integrated Chinese manufacturer that bundled their own brand servos
with their model helicopter). Anyway, because I'm stubborn I ultimately set out to
make my own servos. Today, almost seven years later, we've grown our product lineup and now offer 18 servos!
Note; because I find it aggravating having to look up servo specs ten years after I last used it, deciphering our product numbers is easy because everything means something; e.g. the DS180DLHV that competes with Hitec's offering (HS-645, and HS-5645, and now D-645MW) translates like this;
- DS=digital servo
- 180=oz-in of torque
- DL=motor type (DL is 3-pole, CL is coreless, and BL is brushless)
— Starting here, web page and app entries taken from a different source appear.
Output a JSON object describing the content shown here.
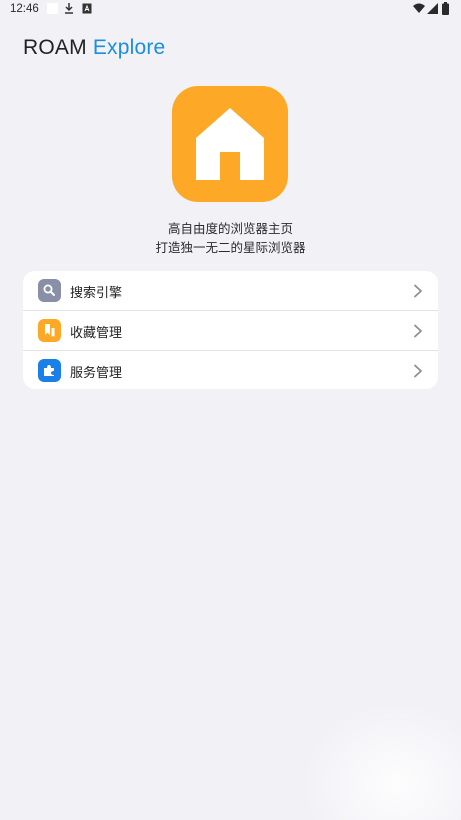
{
  "status_bar": {
    "time": "12:46",
    "icons": [
      "blank-notification-icon",
      "download-icon",
      "app-notification-icon",
      "wifi-icon",
      "cellular-signal-icon",
      "battery-icon"
    ]
  },
  "header": {
    "title_part1": "ROAM",
    "title_part2": "Explore"
  },
  "hero": {
    "icon": "home-icon",
    "line1": "高自由度的浏览器主页",
    "line2": "打造独一无二的星际浏览器"
  },
  "menu": {
    "items": [
      {
        "label": "搜索引擎",
        "icon": "search-icon",
        "icon_color": "#8a8fa8"
      },
      {
        "label": "收藏管理",
        "icon": "bookmark-icon",
        "icon_color": "#fda827"
      },
      {
        "label": "服务管理",
        "icon": "puzzle-icon",
        "icon_color": "#1a7fe6"
      }
    ]
  },
  "colors": {
    "background": "#f2f1f6",
    "accent": "#1a8ee0",
    "hero_icon": "#fda827"
  }
}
- HV=high voltage
Our range includes a micro outputting 100oz-in to our top-of-the-range outputting 630oz-in (about 40lbs of force).
thing; many have never heard of us. It's because we don't advertise much
(other than a small banner advert on this site because I'm into scale
models). As I've mentioned, our pricing is sensible principally is largely because of our business model of eliminating middlemen. But it's also in part because I watch expenses like a hawk. This is why we don't carry a lot of the usual promotional expenses -
like full page advertisements within national magazines, team pilots,
sponsored pilots, or field reps.
The point of this last being everybody
pays for their own servos, so if you hear someone saying something nice
about my product . . . it's not because they're getting something out of it! I believe in my heart in word of mouth, which can be trusted simply because your friends can't be bought at any price!
Thanks for letting me address you.
John Beech - GM (and janitor)